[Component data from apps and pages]
________
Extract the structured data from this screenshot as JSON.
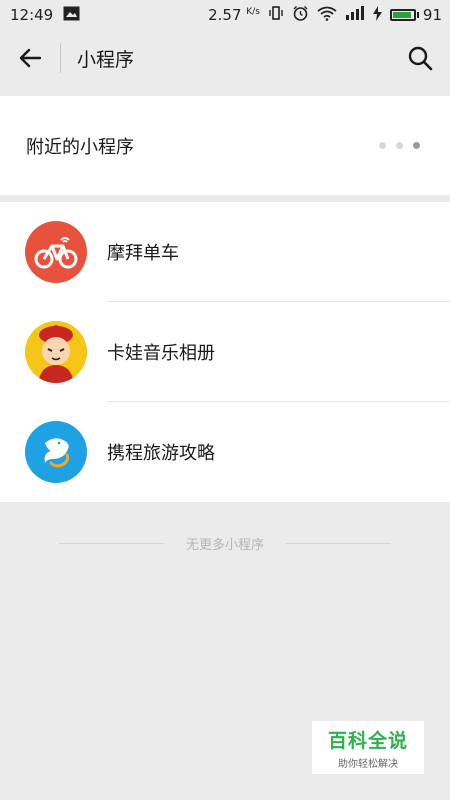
{
  "status_bar": {
    "time": "12:49",
    "network_speed": "2.57",
    "network_unit": "K/s",
    "battery": "91"
  },
  "nav": {
    "title": "小程序"
  },
  "nearby": {
    "label": "附近的小程序"
  },
  "apps": [
    {
      "name": "摩拜单车",
      "icon": "bike-icon",
      "color": "#e8513c"
    },
    {
      "name": "卡娃音乐相册",
      "icon": "cartoon-boy-icon",
      "color": "#f5c518"
    },
    {
      "name": "携程旅游攻略",
      "icon": "dolphin-icon",
      "color": "#1ea2e4"
    }
  ],
  "footer": {
    "text": "无更多小程序"
  },
  "watermark": {
    "title": "百科全说",
    "subtitle": "助你轻松解决"
  }
}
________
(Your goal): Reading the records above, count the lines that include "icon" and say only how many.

(Answer for this exercise): 3